Community gardening and well-being

Background: Community gardens are increasingly popular in urban settings and offer a balance to work environments where technology and stress are common features. A community garden is any piece of land, gardened by a group of people, where vegetables and/or flowers are grown. Although community gardens differ in their purposes, in general, they foster the development of horticultural skills and provide opportunities for enhanced well-being through occupation. Community gardens enable people to meet and build their community, revitalize neglected areas, and provide access to green space for all people (Teig et al., 2009). Personal benefits include access to low-cost nutritious food, relaxation and opportunities for exercise (Wakefield et al., 2007). Despite the potential for positive health outcomes from community gardening, few studies have examined if and how this occupation influences self-perceived well-being among gardeners.

Statement of purpose: The purpose of this exploratory qualitative research is to provide insight into the experiences of community gardeners and describe how gardeners believe that their participation in this occupation affects their health and well-being. The research question is: ‘How does participation in a community garden impact the perceived health and well-being of garden members?’

Description of methods: Adults who are community garden members were recruited from several sites in metro Vancouver. Semi-structured interviews are underway with 6-10 participants to gather data about their experiences of community gardening and well-being. Field notes form additional data and research journals are being utilized for reflexivity. The research design is informed by phenomenology i.e., the focus is on understanding lived experience and its meaning, and the data analysis is inductive. Data are being analyzed following Braun and Clarke’s (2006) thematic data analysis process and guided by occupational science concepts.

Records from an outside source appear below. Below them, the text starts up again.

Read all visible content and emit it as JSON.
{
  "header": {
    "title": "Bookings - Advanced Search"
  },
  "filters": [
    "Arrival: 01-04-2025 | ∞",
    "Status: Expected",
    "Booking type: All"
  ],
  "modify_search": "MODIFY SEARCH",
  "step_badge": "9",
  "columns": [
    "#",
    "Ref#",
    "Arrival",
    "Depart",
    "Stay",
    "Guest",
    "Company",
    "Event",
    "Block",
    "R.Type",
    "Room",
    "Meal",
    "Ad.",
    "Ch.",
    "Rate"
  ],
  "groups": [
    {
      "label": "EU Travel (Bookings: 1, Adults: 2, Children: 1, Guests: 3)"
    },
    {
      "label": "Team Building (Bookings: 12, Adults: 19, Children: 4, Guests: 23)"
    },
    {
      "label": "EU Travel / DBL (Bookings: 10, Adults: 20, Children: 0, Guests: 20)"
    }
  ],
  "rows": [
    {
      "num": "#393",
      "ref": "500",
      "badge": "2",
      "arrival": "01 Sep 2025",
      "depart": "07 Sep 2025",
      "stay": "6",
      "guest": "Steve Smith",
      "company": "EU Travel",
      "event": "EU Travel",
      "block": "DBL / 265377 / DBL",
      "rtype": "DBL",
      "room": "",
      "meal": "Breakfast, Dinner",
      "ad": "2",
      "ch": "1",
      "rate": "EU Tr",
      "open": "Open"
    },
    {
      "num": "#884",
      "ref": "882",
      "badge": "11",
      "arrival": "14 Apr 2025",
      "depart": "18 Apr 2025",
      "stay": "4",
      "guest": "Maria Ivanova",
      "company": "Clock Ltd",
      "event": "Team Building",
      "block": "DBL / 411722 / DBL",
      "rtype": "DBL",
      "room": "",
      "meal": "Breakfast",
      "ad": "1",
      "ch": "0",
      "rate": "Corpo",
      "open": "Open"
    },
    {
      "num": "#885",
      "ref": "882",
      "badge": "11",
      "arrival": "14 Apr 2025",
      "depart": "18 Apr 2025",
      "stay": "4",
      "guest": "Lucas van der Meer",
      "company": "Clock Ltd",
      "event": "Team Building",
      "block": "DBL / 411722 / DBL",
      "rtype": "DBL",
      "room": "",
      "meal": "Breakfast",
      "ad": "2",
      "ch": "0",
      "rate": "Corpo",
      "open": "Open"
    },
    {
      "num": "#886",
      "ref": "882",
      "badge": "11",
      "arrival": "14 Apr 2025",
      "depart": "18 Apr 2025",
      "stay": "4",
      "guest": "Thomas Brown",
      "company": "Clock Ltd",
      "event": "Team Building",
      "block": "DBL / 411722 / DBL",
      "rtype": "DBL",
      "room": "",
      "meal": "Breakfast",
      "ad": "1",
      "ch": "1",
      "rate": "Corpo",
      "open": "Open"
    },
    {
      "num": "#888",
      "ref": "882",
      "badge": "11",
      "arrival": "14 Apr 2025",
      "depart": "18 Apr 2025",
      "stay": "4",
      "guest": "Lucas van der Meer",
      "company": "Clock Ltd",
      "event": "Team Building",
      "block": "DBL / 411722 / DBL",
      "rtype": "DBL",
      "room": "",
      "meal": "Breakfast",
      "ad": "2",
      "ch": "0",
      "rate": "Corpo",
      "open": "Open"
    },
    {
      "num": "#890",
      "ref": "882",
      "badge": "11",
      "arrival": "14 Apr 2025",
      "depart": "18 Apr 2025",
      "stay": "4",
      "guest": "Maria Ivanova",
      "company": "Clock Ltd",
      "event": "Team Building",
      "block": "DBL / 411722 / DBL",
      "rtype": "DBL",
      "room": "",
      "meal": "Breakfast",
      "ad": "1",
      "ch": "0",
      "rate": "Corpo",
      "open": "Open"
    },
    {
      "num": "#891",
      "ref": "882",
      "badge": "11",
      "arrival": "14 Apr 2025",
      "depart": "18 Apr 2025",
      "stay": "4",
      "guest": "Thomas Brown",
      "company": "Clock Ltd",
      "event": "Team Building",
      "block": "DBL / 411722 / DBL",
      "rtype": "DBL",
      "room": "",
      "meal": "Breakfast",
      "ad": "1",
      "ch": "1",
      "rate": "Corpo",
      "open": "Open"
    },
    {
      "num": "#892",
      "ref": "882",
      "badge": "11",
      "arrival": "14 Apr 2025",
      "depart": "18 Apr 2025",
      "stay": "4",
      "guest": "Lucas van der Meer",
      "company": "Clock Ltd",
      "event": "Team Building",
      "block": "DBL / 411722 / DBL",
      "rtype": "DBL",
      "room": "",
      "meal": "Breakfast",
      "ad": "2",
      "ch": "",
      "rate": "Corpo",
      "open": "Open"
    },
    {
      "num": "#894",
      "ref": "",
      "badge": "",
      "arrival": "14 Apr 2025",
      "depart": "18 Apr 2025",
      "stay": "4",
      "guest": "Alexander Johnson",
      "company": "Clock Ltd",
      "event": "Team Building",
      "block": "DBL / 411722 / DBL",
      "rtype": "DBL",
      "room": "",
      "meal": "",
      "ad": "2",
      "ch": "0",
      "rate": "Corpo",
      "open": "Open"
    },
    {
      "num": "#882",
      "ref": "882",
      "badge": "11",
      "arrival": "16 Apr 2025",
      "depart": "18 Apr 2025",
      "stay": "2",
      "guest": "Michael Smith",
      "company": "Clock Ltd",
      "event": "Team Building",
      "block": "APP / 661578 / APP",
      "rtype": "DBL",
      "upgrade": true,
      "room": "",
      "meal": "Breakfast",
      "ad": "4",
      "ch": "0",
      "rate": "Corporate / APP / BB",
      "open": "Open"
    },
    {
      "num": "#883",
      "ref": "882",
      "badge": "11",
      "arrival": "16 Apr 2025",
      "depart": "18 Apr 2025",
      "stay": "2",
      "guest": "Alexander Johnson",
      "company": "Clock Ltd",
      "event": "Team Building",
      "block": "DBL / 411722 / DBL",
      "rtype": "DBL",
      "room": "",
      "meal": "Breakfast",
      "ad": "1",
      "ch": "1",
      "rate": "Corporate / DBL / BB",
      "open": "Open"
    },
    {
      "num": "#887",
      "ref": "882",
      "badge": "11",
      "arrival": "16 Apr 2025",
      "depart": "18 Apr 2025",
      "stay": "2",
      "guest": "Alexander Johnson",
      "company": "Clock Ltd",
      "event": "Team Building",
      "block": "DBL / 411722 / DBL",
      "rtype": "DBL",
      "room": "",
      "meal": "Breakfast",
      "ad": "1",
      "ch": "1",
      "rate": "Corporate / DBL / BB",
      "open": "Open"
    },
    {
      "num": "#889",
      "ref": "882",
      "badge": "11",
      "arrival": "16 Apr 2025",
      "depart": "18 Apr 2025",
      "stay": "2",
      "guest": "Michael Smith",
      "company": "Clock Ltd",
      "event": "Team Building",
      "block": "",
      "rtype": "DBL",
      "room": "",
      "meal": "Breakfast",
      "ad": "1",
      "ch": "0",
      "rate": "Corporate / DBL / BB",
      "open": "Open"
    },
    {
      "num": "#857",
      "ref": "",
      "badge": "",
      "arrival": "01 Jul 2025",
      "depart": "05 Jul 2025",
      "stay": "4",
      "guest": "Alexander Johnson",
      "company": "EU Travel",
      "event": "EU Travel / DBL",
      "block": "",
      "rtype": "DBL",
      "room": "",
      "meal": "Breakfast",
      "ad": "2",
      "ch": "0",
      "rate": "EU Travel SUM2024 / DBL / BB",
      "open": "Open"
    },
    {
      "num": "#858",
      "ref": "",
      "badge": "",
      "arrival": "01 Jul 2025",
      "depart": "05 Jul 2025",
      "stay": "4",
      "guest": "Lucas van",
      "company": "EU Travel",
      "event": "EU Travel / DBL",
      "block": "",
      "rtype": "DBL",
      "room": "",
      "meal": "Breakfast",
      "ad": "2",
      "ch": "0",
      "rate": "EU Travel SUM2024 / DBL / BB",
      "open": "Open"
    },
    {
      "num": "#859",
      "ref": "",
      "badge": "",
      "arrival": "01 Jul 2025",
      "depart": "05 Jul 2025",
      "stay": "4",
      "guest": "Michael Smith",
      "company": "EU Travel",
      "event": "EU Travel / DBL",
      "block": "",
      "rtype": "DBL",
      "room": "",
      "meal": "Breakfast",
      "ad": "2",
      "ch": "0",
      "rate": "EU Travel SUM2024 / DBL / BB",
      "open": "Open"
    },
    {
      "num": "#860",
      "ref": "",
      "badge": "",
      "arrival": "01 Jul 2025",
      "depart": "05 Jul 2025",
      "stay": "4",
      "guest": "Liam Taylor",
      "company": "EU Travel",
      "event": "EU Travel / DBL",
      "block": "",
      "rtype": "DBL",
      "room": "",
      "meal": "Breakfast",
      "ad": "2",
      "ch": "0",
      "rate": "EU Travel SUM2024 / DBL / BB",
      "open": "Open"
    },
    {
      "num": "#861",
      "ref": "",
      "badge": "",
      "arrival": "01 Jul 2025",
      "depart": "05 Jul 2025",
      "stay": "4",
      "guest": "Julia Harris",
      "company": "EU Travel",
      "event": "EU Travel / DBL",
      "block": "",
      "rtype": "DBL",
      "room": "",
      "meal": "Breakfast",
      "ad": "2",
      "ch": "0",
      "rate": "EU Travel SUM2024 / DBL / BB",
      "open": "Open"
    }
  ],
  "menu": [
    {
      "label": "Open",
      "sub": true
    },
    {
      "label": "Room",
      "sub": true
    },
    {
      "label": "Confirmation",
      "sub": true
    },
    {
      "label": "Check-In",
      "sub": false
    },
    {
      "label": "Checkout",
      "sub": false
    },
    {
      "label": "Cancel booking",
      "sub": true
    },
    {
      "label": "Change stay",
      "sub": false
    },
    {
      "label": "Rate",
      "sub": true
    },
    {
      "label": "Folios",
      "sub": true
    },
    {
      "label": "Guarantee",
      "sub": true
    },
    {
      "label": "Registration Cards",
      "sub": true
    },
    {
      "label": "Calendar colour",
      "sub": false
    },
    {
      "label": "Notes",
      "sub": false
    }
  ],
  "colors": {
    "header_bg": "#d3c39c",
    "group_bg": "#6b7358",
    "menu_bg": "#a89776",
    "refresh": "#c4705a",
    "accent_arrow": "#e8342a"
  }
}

Report of results: It is anticipated that the findings will illuminate aspects of community gardening that that sustain and constrain well-being. Initial data indicate that gardening enables lifelong learning and contributes to the well-being of the local community, which affects participants’ health positively.

Objectives for poster presentation:

  1. To discuss if and how occupations that require interaction with nature produce different health outcomes than those situated in other settings
  2. To generate ideas for community-based participatory research that explore how community gardening could promote the health and well-being of communities and individuals.